Sunday, March 12, 2006

Aesop Rulz!




Why? Because he is ugly and wise (like Socrates and Francis of Assisi). Because the goddess of hospitality gave him the gift of speech and wisdom. Because when people look upon him as a monster he looks "al ouerthwartly on them boldly" [boldly askance]. Because he fed scholars vinegared tongues of swine and oxen. Because he is always laughing. Because he spoke three fables to the stupid mob who threw him off a cliff at Delphi. Because he knows how to answer a question.

Sunday, March 05, 2006

Shut the Gate (song lyrics)

Life on earth
Is really great.
One more day
I just can’t wait.
Bite the hook.
And take the bait.
Love my love
And love my hate.

Mark the hour
And set the date.
Hold your breath
And feel the fate.
Ape yourself
In every trait.
Say goodbye
And shut the gate.

Saturday, March 04, 2006

Thursday, March 02, 2006

Live Allegory!
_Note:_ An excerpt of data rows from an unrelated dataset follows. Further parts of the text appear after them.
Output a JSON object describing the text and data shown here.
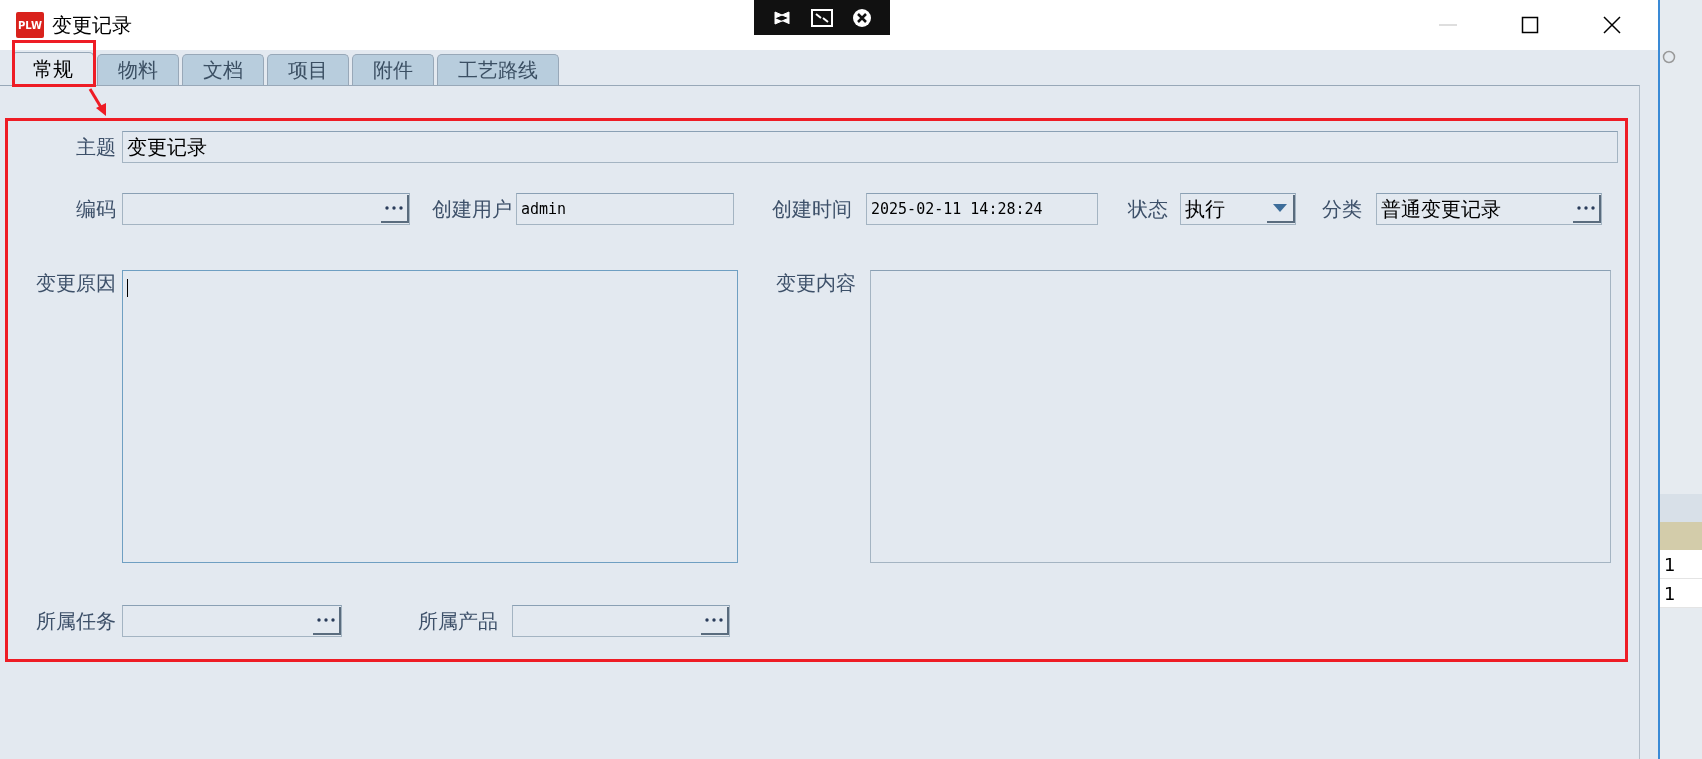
{
  "window": {
    "title": "变更记录",
    "logo_text": "PLW",
    "minimize_disabled": true
  },
  "tabs": [
    {
      "label": "常规",
      "selected": true
    },
    {
      "label": "物料",
      "selected": false
    },
    {
      "label": "文档",
      "selected": false
    },
    {
      "label": "项目",
      "selected": false
    },
    {
      "label": "附件",
      "selected": false
    },
    {
      "label": "工艺路线",
      "selected": false
    }
  ],
  "form": {
    "subject": {
      "label": "主题",
      "value": "变更记录"
    },
    "info_fields": [
      {
        "kind": "lookup",
        "label": "编码"
      },
      {
        "kind": "text",
        "label": "创建用户",
        "value": "admin"
      },
      {
        "kind": "text",
        "label": "创建时间",
        "value": "2025-02-11 14:28:24"
      },
      {
        "kind": "dropdown",
        "label": "状态",
        "value": "执行"
      },
      {
        "kind": "lookup",
        "label": "分类",
        "value": "普通变更记录"
      }
    ],
    "text_areas": [
      {
        "label": "变更原因",
        "focused": true
      },
      {
        "label": "变更内容",
        "focused": false
      }
    ],
    "link_fields": [
      {
        "label": "所属任务"
      },
      {
        "label": "所属产品"
      }
    ]
  },
  "background_window": {
    "rows": [
      "1",
      "1"
    ]
  }
}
Live Allegory! Live Allegory!

One of Brooklyn's principal charms is the preponderance of Living Allegories, people who in their outstanding eccentricity, weirdness, dilapidation, etc. rise to the status of transcendental signifiers! Today, under the influence of teaching Dante this semester, I dream of an encyclopedia of these allegories, a massive gothic database of images and glosses in which Brooklyn's distorted glory can shine through in all of its conceptual splendor, where the Forms of Brooklyn are brought within human grasp. But for now, I am contented with the memory of a Living Allegory I saw a few months ago on the way to school:

A fat sweaty man
In a dark blue suit
Holding a stack of books
In one hand
His other
Holding up his pants!

Twelfth-Century Silver

"He crossed himself more than a hundred times in wonder at how Nature could have created such an ugly and base-born creature."

"Now is not the time to dream your life away but to frequent tournaments, engage in combat, and joust vigorously, whatever it might cost you."

(Chretien de Troyes, Arthurian Romances [Penguin, 1991], 304, 326)